|11-14-2003 03:13 PM|
|Capt. Mel Simpson||
Cockroach Tarpon flies
There are 2 basic Cockroach patterns, the first was by John Emery, described by Lefty as a "Deceiver Style". The splayed grizzly feathers were attached about 1/2 way up the hook and then a collar of grey squirrel finished with a large black head ending at the ring eye.
The second was tied "Keys Style", by Chico Fernandez. He tied the feathers on just above the barb and had a black bear or brown bucktail collar with a black or brown head and left the hook shank bare.
The "Keys Style" is hard to define because Homer Rhode's flies of the 50's were called that but they looked like Seaducers and may or may not have been splayed?!?!
The Tarpon flies of today are a combination of the above plus different collar materials, eyes, flash, etc,.
Still, when you buy your feathers and start trying to get 3 or 4 long splayed feathers to lay flat against each other on the hook, then you will know why you bought the best you could find!
Books: Saltwater fly patterns- Lefty, Flies for Saltwater - Dick stewart, and Paul Schmookler's book Volume 2.
|11-13-2003 06:18 PM|
|striblue||Lefty's Cochroach is done with a grizzly hackle for the tail and squirel for the collar... do a search in the Striper fly archive where there are 30 classic flies... Use the search word "classic".. you will find the cochroach as well as Apte's tarpon fly|
|11-13-2003 05:08 PM|
|Capt. Mel Simpson||
I would look for a feather that is wide and long, round tipped, densely webbed, with a sturdy straight stem that is splayed. My preference is the Whiting American Rooster Cape for all my tarpon wings. I also use a soft wide saddle in front of the collar.
Because our tarpon are the giants, my flies are big, about 4" long.
|11-13-2003 08:12 AM|
If you're tying specific patterns, the recipe should describe the type of hackle used in the original. Otherwise I would say it depends on the pattern style and which part of the fly (collar, wing, tail etc.).
For the muddy estuaries of Costa Rica, patterns that push a lot of water and kick out a bunch of vibes would call for a good stiff cock neck whereas a clear water palmered worm pattern would have a lot more life tied with a softer hackle.
Saddlles are great for palmering on long shank hooks.

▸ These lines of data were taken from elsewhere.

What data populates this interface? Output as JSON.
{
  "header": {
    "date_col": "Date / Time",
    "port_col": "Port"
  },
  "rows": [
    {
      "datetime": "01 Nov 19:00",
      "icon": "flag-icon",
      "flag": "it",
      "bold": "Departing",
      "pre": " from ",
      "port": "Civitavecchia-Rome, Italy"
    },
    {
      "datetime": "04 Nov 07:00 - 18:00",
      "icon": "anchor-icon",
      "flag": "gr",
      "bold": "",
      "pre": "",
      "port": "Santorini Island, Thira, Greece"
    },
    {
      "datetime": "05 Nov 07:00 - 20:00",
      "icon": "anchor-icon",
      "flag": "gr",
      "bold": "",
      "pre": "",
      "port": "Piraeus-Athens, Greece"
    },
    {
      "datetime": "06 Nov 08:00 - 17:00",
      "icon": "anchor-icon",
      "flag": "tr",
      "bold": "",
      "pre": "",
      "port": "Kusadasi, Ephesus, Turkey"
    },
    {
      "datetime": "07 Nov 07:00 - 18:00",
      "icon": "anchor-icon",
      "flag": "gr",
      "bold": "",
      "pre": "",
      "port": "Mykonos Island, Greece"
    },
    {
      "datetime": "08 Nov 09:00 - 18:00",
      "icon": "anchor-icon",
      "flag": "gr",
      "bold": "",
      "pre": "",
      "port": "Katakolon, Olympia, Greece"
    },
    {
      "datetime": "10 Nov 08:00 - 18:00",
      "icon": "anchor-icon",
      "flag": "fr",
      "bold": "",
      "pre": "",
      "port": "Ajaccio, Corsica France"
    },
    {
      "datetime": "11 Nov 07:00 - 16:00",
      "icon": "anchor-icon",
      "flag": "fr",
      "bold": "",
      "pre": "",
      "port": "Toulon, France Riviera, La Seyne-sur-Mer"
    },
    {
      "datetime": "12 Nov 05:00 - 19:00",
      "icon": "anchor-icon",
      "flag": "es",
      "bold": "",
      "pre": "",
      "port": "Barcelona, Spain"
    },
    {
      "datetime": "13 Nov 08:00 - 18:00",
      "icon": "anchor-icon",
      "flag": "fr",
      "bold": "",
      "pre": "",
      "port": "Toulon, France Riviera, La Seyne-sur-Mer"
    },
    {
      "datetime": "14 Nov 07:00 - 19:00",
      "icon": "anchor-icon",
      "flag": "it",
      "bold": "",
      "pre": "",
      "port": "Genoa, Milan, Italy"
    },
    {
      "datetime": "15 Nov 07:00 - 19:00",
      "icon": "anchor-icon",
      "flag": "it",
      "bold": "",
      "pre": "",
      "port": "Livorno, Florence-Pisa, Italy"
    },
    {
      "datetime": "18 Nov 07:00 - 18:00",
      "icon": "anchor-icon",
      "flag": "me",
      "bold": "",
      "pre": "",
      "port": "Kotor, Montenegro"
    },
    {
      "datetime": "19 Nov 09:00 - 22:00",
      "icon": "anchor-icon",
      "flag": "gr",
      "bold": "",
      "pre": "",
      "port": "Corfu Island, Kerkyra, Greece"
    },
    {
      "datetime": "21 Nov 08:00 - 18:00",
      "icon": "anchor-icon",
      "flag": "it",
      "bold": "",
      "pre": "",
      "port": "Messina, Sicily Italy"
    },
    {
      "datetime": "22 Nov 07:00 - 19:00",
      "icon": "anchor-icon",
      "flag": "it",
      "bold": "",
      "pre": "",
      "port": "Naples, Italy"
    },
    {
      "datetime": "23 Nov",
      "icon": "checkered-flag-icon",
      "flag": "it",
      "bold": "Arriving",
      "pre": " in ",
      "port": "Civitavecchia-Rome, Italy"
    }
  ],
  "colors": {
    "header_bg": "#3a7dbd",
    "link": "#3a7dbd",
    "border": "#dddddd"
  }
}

I guess hen could have an application also.
|11-12-2003 09:54 PM|
Hackles for Tarpon flies
Looking for advice on what are the best hackles for tying tarpon flies like the cockroach. Neck? Saddle? Hen? Rooster? you tell me. If anyone knows any good brands please tell.